(Items from an interface collection)

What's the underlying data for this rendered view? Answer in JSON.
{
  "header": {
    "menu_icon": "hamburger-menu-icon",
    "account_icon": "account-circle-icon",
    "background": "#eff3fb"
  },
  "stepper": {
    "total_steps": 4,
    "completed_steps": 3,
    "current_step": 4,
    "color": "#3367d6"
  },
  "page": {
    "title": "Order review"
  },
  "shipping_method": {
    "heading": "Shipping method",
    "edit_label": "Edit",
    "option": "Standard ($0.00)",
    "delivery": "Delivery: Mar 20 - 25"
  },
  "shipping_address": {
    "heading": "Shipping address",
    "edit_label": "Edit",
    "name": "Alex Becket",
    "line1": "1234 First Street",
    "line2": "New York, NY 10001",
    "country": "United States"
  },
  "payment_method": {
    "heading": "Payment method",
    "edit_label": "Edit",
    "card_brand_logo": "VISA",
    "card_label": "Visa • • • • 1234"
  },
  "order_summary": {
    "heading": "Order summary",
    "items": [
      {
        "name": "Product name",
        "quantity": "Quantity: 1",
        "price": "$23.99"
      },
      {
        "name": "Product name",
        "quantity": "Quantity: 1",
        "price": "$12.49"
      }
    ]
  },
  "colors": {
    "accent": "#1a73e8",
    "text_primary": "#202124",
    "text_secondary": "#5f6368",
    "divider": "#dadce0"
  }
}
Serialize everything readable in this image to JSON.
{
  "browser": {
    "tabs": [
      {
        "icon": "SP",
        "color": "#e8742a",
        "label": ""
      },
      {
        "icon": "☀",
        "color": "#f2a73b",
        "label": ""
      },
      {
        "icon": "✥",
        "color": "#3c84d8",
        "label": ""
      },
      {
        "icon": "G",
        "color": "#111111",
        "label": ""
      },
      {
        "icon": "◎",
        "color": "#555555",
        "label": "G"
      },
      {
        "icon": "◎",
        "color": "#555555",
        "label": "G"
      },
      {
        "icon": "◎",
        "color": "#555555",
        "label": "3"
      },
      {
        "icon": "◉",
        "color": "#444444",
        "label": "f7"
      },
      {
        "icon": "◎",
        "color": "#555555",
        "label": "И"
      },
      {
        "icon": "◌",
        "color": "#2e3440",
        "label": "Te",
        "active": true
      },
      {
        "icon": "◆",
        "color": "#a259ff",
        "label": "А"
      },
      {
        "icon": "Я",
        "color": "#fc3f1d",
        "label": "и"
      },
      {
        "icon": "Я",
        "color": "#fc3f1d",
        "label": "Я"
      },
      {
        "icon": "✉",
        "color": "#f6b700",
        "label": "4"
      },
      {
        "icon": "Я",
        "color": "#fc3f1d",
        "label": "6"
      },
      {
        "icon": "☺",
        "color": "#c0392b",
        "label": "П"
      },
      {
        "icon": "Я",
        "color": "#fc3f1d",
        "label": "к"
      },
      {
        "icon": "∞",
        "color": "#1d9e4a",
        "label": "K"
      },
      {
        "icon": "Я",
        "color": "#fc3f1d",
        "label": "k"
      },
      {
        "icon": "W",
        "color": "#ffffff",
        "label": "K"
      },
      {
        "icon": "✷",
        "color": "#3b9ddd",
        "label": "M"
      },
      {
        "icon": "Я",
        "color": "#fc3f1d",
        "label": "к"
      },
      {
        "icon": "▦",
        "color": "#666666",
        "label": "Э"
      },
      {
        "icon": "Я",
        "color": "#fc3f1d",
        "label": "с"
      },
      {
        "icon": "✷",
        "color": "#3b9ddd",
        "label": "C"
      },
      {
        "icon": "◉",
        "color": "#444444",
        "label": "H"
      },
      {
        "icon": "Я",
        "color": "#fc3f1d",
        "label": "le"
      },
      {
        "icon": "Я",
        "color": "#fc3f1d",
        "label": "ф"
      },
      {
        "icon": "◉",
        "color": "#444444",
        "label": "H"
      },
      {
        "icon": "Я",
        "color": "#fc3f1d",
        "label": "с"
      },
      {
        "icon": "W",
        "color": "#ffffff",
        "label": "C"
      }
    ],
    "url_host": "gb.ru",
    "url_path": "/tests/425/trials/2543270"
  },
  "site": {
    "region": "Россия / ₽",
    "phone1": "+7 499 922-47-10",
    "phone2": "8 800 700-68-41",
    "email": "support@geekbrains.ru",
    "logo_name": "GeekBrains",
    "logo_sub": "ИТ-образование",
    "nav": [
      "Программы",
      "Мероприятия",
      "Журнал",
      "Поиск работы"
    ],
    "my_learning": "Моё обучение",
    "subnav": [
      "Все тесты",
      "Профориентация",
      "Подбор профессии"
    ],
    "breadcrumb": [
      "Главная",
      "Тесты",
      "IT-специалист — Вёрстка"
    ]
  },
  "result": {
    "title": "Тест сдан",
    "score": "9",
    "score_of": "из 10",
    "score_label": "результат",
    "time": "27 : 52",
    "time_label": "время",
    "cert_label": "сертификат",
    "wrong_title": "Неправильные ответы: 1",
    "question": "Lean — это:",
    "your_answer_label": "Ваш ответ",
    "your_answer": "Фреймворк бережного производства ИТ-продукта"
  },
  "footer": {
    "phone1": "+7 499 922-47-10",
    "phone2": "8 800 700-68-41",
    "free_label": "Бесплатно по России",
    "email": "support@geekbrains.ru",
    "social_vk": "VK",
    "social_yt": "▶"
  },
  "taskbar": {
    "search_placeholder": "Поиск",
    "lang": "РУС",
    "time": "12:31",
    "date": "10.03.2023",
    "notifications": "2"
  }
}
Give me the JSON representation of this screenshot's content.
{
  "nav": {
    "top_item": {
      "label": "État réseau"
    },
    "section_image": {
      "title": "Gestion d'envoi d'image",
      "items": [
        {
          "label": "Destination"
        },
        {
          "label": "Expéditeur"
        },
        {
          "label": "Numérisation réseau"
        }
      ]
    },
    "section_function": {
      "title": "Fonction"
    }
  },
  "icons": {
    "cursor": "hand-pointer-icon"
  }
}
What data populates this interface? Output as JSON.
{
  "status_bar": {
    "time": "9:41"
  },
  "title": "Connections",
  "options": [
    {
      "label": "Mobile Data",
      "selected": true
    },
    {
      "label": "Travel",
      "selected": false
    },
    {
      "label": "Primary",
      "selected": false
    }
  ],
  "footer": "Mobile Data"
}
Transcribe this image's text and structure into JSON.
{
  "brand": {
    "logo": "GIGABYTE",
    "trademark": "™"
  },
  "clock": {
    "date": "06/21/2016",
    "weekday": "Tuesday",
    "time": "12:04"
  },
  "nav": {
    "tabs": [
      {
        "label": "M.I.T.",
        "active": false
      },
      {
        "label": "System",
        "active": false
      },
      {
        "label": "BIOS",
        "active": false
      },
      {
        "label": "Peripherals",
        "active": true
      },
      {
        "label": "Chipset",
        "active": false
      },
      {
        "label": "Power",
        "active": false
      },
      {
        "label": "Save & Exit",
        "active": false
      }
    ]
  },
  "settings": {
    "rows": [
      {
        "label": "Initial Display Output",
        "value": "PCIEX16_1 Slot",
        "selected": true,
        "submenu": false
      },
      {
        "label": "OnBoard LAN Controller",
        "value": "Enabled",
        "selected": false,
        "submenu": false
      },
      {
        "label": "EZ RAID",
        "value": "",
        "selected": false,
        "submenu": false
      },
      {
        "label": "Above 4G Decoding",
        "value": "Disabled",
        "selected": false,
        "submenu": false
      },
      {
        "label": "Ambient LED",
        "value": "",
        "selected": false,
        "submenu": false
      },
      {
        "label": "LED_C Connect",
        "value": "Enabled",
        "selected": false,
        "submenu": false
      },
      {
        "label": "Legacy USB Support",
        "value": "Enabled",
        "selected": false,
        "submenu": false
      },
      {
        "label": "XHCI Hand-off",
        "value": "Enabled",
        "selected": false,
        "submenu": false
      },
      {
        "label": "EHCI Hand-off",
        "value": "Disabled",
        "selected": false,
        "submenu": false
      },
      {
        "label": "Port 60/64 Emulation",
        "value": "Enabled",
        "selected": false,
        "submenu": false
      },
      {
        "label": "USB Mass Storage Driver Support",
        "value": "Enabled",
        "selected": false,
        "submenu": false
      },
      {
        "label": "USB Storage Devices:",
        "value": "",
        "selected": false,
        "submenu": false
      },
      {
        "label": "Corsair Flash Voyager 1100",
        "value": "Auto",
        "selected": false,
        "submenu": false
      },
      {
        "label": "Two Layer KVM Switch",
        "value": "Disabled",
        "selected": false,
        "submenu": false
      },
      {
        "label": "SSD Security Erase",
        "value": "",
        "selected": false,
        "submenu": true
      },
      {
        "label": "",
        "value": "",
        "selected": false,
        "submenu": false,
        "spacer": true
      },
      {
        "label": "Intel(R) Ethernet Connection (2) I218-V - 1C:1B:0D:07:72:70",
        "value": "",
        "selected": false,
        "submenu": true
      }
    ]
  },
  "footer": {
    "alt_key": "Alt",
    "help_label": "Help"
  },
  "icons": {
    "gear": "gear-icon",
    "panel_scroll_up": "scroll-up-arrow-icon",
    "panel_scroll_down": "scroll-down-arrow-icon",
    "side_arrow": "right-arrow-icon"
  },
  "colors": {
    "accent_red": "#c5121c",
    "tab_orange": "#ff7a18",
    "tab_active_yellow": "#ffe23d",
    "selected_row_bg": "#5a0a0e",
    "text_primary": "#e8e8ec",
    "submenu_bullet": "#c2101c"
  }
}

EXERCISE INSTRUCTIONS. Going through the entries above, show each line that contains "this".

FINISHED TASK.
What's the underlying data for this rendered view? Answer in JSON.
Serialize everything readable in this image to JSON.
Give me the JSON representation of this screenshot's content.
What data populates this interface? Output as JSON.
Transcribe this image's text and structure into JSON.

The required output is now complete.